  • Because the discrimination against employees, if any was there, was individual and varied from person to person, the proposed class wasn’t cohesive.
  • However, the parties to settlement had not thoroughly evaluated class members’ claims and wanted to settle as soon as possible.

Under the operative law, each of these conclusions are almost indisputable. It is obvious, however. RossAlthough this is only a small sample of one case, it shows Judge Jackson’s views on the rule of law. District court judges are far too often influenced by the settlement parties to favor the class members’ interests. Similar abuses have been fought by my organization, Hamilton Lincoln Law Institute, and its Center for Class Action Fairness for many years.

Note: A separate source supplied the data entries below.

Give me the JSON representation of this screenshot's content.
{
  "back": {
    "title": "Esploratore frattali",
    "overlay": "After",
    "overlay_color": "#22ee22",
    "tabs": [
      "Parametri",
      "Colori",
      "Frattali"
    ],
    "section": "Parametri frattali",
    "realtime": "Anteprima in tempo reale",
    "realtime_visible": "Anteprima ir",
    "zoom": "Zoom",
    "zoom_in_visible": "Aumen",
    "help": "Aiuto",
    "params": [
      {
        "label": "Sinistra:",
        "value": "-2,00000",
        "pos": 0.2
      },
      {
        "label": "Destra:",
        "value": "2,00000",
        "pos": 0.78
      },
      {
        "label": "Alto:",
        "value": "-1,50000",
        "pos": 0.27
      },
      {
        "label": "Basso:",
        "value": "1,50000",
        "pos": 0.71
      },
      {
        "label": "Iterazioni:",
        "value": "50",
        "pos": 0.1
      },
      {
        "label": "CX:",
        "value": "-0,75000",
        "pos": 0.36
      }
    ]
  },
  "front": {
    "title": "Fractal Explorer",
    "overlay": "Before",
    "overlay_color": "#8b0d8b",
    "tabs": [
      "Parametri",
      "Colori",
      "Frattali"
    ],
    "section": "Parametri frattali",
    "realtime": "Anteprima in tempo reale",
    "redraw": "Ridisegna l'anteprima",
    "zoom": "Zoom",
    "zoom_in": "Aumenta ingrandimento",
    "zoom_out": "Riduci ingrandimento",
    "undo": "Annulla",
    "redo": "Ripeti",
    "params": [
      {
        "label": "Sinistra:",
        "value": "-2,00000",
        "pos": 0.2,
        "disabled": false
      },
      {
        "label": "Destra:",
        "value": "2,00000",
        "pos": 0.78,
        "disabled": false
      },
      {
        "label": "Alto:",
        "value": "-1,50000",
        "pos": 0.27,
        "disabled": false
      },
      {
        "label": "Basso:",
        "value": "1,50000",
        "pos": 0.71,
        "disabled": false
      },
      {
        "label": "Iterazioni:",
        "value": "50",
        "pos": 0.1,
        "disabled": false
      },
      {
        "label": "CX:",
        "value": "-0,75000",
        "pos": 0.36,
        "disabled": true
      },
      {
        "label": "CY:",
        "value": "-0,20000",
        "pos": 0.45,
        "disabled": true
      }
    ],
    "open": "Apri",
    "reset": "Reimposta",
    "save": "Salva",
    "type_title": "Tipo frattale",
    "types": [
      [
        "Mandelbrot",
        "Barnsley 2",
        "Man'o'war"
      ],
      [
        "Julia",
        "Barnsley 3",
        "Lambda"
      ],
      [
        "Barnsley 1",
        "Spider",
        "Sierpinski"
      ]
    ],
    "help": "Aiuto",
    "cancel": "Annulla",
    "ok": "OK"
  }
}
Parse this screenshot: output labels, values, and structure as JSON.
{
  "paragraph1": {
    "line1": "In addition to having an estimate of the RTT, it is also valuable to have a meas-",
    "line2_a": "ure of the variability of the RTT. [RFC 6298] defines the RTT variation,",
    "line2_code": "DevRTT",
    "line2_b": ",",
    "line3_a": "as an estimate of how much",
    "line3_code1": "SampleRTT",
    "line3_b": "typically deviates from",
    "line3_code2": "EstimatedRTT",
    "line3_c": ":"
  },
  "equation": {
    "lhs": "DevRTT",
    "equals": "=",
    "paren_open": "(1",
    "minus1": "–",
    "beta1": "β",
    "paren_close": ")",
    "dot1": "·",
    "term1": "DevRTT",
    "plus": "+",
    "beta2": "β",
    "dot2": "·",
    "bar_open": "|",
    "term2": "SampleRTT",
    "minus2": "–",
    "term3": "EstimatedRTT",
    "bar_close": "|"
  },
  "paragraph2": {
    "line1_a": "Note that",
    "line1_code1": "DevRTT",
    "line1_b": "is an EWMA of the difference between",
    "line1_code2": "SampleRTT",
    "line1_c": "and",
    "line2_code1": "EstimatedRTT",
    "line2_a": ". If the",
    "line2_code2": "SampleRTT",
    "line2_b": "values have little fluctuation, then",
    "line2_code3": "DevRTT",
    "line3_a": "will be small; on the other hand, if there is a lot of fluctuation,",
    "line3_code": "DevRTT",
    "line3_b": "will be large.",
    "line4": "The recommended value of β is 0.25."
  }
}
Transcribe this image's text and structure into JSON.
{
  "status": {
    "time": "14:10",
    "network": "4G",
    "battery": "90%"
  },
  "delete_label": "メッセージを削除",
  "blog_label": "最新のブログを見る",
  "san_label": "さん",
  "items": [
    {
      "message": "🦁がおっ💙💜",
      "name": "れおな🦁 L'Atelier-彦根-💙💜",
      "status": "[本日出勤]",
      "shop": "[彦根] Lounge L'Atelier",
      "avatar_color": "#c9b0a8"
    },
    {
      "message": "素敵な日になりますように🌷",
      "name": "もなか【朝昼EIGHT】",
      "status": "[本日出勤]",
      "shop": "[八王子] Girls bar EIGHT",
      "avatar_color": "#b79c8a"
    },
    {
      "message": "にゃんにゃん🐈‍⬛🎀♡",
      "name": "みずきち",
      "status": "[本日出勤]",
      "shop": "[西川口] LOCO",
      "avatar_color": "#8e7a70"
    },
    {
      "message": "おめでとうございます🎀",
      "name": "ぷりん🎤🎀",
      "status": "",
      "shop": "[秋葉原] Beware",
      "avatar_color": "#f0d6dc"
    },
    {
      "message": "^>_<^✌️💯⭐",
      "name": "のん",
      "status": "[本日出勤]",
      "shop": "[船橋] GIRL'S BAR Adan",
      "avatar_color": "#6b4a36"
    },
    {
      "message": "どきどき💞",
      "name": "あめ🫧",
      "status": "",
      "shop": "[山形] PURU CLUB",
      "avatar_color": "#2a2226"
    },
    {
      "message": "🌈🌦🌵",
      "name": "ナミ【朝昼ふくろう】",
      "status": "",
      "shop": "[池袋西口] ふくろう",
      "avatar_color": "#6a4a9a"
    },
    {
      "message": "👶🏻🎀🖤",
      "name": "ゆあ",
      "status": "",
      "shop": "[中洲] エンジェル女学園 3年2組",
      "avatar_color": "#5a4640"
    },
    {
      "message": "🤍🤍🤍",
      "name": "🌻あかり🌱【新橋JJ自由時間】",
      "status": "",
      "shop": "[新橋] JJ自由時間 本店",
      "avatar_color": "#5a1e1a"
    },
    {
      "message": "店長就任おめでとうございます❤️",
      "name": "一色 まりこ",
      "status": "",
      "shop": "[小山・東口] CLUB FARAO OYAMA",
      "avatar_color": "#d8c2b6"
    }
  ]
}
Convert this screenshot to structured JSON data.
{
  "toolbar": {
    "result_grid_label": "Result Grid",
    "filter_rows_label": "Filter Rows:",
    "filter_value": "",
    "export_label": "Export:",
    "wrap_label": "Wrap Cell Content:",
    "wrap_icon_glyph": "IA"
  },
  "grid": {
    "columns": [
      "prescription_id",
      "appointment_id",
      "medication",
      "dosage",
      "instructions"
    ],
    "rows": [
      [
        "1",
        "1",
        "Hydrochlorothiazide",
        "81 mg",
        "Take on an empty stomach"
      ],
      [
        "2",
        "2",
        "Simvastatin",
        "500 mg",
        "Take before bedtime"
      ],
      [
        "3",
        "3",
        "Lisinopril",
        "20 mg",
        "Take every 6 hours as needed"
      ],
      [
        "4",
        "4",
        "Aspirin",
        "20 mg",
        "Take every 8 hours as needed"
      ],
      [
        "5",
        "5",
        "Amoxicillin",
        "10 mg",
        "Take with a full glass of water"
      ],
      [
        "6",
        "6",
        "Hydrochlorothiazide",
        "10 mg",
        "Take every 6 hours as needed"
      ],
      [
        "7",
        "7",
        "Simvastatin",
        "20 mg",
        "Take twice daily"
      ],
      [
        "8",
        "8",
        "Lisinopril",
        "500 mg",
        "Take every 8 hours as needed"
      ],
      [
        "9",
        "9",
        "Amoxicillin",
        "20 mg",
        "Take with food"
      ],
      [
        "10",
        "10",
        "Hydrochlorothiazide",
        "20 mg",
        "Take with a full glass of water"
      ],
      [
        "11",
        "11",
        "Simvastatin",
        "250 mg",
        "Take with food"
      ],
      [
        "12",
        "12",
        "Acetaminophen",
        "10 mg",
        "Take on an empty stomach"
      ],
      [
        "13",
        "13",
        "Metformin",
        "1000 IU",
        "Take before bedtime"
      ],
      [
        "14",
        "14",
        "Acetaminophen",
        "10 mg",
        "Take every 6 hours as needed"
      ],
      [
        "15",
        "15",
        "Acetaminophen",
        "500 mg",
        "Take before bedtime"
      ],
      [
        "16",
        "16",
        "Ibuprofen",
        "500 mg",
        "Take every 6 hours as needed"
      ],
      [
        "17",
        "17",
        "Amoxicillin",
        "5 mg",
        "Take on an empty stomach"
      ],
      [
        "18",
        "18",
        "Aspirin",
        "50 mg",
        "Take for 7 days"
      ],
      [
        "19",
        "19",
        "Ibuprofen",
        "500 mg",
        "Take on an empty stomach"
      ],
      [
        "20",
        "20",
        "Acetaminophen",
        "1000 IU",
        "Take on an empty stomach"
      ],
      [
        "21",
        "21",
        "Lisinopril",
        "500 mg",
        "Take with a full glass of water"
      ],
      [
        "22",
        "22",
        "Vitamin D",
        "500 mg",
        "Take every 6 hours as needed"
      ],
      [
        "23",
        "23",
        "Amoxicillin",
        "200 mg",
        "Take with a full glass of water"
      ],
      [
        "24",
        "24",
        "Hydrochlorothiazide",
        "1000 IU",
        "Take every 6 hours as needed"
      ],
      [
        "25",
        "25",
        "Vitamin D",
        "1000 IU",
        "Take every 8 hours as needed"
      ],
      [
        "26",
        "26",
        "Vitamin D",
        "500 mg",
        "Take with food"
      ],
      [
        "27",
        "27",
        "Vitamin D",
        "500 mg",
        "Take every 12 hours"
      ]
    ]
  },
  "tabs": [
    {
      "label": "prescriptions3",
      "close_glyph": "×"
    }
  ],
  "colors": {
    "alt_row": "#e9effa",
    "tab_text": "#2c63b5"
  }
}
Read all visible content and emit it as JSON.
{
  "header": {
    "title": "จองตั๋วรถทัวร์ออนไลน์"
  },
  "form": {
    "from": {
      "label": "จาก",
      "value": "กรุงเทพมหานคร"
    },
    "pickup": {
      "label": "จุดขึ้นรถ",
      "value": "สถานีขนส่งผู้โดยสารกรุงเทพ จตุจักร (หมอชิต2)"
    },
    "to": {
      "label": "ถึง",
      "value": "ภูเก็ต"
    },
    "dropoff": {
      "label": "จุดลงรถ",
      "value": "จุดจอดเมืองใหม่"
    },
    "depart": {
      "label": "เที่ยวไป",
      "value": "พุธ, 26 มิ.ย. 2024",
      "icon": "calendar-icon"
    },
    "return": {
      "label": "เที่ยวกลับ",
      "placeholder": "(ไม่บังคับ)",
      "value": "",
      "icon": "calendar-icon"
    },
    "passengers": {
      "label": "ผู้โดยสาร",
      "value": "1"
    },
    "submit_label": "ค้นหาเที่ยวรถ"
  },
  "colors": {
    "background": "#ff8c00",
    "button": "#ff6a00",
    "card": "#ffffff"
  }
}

In contrast, Clemon’s retired letter to the class makes one wonder if those class members whose claims were dismissed by his court got the proper consideration. Clemon’s letter is cynical. However, it seems more likely that his objection is a misunderstanding. He is the lead counsel for plaintiff-side firms. Ross He negotiated that settlement, which Judge Jackson refused to approve. The flawed settlement was rejected by Judge Jackson six months after he joined them.  Clemon’s letter to Biden neglects to mention that small detail—the decision Clemon bemoans just so happened to cost his firm more than $6 million.

It is very troubling that Clemon didn’t disclose his company was at the losing end in Jackson’s decision. It is clear that there was a conflict of interest. This episode shows that Jackson is the presumptive frontrunner. It will be a rough few weeks.